There are many ways to wet clean vinyl by hand. The following is a method that I find works really well for me…
Firstly, ensure you have a flat, lint-free surface to place your record during cleaning. You can use a large microfiber cloth, or you can purchase a purpose-built record cleaning mat.
Next, you’ll need to purchase some record cleaning solution and a couple of mircofiber cloths (one for cleaning, another for drying).
As for which solution is best, we could debate this topic until the end of time. My current preferred cleaning solution is the Vinyl Revival cleaning kit, which comes complete with separate cleaning and rinsing solution. I’ve personally found this two-step cleaning process effective at removing any residue left behind by single solution cleaning methods.
I’ve also used Clear Groove in the past with great results, which is a single solution product, but also works really well – there are pros and cons to both products in my experience. Your mileage may vary, as they say.
- Vinyl revival is more effective at removing residue left from the cleaning product – likely due to a two-step process. If using a single step cleaner, you’ll need to be very thorough with your drying process to help reduce any potential residue.
- Clear Groove seems more efficient at reducing static charge.
- As a nice bonus, Vinyl Revival is also alcohol-free.
US Readers: At the time of writing, both cleaning options listed above are unavailable in the US. Since initially writing this article, I’ve been lucky enough to sample a new US-based start-up cleaning solution called Groovewasher that I would highly recommend. Check out the full review (complete with before and after audio samples) here.
Once you’ve selected an appropriate cleaning solution, and a couple of suitable microfibre cloths, the process is relatively simple:
Step 1: Spray the cleaner 2 – 4 times on the record surface avoiding the center label.
Step 2: Using your first microfiber cloth, gently wipe the surface in a circular, anti-clockwise motion (with the grooves) ensuring the fluid thoroughly penetrates the grooves.
Step 3: Repeat step two with your rinsing solution (if supplied).
Step 4: Dry the record surface with a separate microfiber cloth using the same anti-clockwise method.
Step 5: Repeat until clean.
Some recommendations and further caveats:
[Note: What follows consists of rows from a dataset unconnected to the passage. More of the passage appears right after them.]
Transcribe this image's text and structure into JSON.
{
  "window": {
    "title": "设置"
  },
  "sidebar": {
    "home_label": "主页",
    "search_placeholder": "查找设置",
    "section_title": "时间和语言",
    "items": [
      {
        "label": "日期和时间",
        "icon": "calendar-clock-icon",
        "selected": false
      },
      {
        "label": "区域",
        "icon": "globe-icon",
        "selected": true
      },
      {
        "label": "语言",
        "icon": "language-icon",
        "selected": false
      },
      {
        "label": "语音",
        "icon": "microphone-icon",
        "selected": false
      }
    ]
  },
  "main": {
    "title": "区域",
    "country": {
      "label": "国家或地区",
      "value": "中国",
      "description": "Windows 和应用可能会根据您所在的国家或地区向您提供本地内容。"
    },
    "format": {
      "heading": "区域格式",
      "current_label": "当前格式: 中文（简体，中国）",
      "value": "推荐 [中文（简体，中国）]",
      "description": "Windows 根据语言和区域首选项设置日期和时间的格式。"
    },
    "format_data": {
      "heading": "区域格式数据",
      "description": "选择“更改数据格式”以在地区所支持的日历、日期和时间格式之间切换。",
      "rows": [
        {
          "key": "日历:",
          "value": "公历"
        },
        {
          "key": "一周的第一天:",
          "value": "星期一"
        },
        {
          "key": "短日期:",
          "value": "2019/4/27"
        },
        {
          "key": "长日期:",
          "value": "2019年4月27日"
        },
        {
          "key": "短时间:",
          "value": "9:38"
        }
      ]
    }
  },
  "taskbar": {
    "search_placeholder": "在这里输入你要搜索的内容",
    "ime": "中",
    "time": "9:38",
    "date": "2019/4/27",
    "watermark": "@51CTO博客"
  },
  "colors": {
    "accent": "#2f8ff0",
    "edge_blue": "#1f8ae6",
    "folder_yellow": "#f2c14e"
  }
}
It’s recommended that you replace the microfiber cloths regularly to avoid cross-contaminating dirt from other records. You can buy suitable clothes from Amazon in bulk.
If a record is particularly dirty, it might take quite a few repeat cleans to hear any improvement in sound quality. In many cases, you may find you’re simply unable to adequately clean the record by hand and will need to consider a machine of sorts to observe further improvement. As we’re looking at budget options for the purpose of this article, I would recommend trying the Spin Clean Record Washer.
How NOT to clean vinyl records
Avoid using tap water to clean records. The impurities found in domestic tap water may not be visible to the naked eye, but they can (and likely will) cause damage to your record. Hard water areas (such as where I live) are particularly troublesome. (Ever seen what happens to a kettle when you boil tap water? The furry limescale that sticks to the kettle surface should be reason enough not to consider using tap water).
Don’t be tempted to try domestic cleaning products – or even pure alcohol – to clean records. Despite what many YouTubers will say, Windex or Mr Sheen do not make good vinyl cleaning fluids. Always invest in a recommended, purpose designed record cleaning solution. If you are tempted to make your own, make sure you research carefully before mixing ingredients.